For the 6 million children with food allergies, haunted houses and spooky costumes aren’t the only scary parts of Halloween. An allergic reaction from sweet treats can be rather frightening for kids and their parents alike. That’s because food allergies are on the rise, and traditional Halloween candy often contains peanuts, tree nuts, dairy, egg, and soy. These are all common triggers of a serious reaction known medically as “anaphylaxis.”
The American College of Allergy, Asthma and Immunology says symptoms can include: flushed skin, rash, swelling of the tongue, lips or throat, chest tightness, wheezing, shortness of breath, , nausea, abdominal cramps and dizziness. These reactions are often rapid in onset. If untreated, a severe anaphylaxis can result in death.
For many kids, ingesting or even touching treats containing certain foods can prompt a frantic trip to the emergency room. Fortunately, a lightweight and portable device called an epinephrine auto-injector can reverse the symptoms of anaphylaxis within minutes. Anyone with a diagnosed food allergy should always carry epinephrine.
It’s essential that parents and kids take a number of precautions to ensure a safe and happy Halloween when it comes to food allergies. Here are a few tips:
- Before your area’s designated trick-or-treating evening, consider distributing safe snacks to neighbors and ask that they be handed out to your child.
- Teach your child to politely refuse offers of homemade items like cookies or cupcakes.
- Enforce a strict no eating while trick-or treating rule. If possible, talk to your child’s friends in advance and also encourage them to refrain from eating any candies until a trusted adult can check the ingredient label.
- Avoid candies with a precautionary statement (i.e., “May contain”) if your child’s allergen is listed.
- Even if the full-sized version of a treat is allergen-free, don’t assume the “fun-size” is safe, too. Mini versions can sometimes contain different ingredients
- Remember: even if candy doesn’t appear to contain nuts, there is always the chance it was manufactured in the same facility as another candy that was made with nuts.
- Speak to your child’s teacher about a school party involving non-edible prizes, such as stickers or toys. Or, prepare treats from home that the whole class can enjoy.
- A food allergic child should be prepared and carry an epinephrine auto-injector when out trick-or-treating.

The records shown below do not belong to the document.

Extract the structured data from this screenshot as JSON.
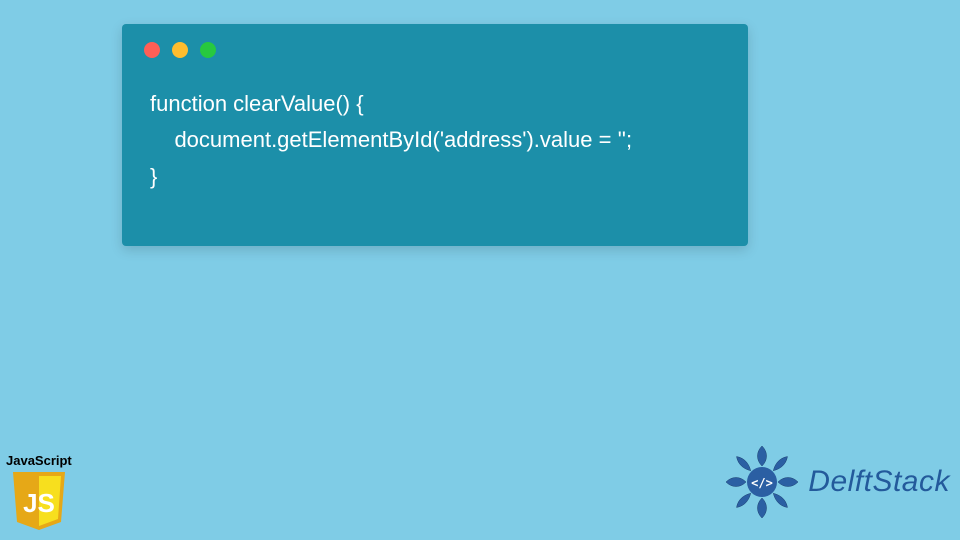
{
  "code": {
    "line1": "function clearValue() {",
    "line2": "    document.getElementById('address').value = '';",
    "line3": "}"
  },
  "jsBadge": {
    "label": "JavaScript",
    "shieldText": "JS"
  },
  "brand": {
    "name": "DelftStack",
    "iconGlyph": "</>"
  },
  "colors": {
    "pageBg": "#7fcce6",
    "windowBg": "#1c8fa9",
    "dotRed": "#ff5f56",
    "dotYellow": "#ffbd2e",
    "dotGreen": "#27c93f",
    "jsYellow": "#f7df1e",
    "brandBlue": "#235a9b"
  }
}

- Visit acaai.org for more information on food allergies.
Safety is the key to a fun Halloween for all children, but most especially those with food allergies.
Dr. Doug Lotz is a physician with Family Allergy & Asthma in Louisville.